%%
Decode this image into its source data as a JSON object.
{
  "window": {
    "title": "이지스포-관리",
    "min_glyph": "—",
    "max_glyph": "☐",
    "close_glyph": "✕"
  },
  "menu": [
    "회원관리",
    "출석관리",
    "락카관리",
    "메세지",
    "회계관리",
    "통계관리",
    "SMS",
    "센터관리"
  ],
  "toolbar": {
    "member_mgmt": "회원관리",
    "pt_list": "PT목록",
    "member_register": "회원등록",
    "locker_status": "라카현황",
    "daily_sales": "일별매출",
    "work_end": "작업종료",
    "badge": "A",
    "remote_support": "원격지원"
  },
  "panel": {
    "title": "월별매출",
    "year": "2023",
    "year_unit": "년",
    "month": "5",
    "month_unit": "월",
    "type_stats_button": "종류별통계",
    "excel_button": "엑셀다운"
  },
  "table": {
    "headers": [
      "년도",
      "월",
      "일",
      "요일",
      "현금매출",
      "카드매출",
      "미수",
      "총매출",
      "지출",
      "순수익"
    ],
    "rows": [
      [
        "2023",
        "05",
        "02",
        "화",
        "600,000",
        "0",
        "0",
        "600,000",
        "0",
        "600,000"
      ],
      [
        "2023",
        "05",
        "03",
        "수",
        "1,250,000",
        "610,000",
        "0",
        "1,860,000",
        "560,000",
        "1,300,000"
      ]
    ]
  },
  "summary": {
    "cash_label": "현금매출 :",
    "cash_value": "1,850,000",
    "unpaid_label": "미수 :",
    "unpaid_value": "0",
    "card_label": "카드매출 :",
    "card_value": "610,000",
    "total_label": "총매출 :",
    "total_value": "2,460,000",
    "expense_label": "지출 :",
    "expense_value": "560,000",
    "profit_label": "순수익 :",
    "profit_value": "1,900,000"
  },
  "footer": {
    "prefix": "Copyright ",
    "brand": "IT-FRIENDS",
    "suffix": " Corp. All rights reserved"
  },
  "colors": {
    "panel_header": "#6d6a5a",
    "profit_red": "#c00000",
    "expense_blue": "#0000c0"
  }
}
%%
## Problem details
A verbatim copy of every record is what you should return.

## Expected answer
Decode this image into its source data as a JSON object.
{
  "window": {
    "title": "이지스포-관리",
    "min_glyph": "—",
    "max_glyph": "☐",
    "close_glyph": "✕"
  },
  "menu": [
    "회원관리",
    "출석관리",
    "락카관리",
    "메세지",
    "회계관리",
    "통계관리",
    "SMS",
    "센터관리"
  ],
  "toolbar": {
    "member_mgmt": "회원관리",
    "pt_list": "PT목록",
    "member_register": "회원등록",
    "locker_status": "라카현황",
    "daily_sales": "일별매출",
    "work_end": "작업종료",
    "badge": "A",
    "remote_support": "원격지원"
  },
  "panel": {
    "title": "월별매출",
    "year": "2023",
    "year_unit": "년",
    "month": "5",
    "month_unit": "월",
    "type_stats_button": "종류별통계",
    "excel_button": "엑셀다운"
  },
  "table": {
    "headers": [
      "년도",
      "월",
      "일",
      "요일",
      "현금매출",
      "카드매출",
      "미수",
      "총매출",
      "지출",
      "순수익"
    ],
    "rows": [
      [
        "2023",
        "05",
        "02",
        "화",
        "600,000",
        "0",
        "0",
        "600,000",
        "0",
        "600,000"
      ],
      [
        "2023",
        "05",
        "03",
        "수",
        "1,250,000",
        "610,000",
        "0",
        "1,860,000",
        "560,000",
        "1,300,000"
      ]
    ]
  },
  "summary": {
    "cash_label": "현금매출 :",
    "cash_value": "1,850,000",
    "unpaid_label": "미수 :",
    "unpaid_value": "0",
    "card_label": "카드매출 :",
    "card_value": "610,000",
    "total_label": "총매출 :",
    "total_value": "2,460,000",
    "expense_label": "지출 :",
    "expense_value": "560,000",
    "profit_label": "순수익 :",
    "profit_value": "1,900,000"
  },
  "footer": {
    "prefix": "Copyright ",
    "brand": "IT-FRIENDS",
    "suffix": " Corp. All rights reserved"
  },
  "colors": {
    "panel_header": "#6d6a5a",
    "profit_red": "#c00000",
    "expense_blue": "#0000c0"
  }
}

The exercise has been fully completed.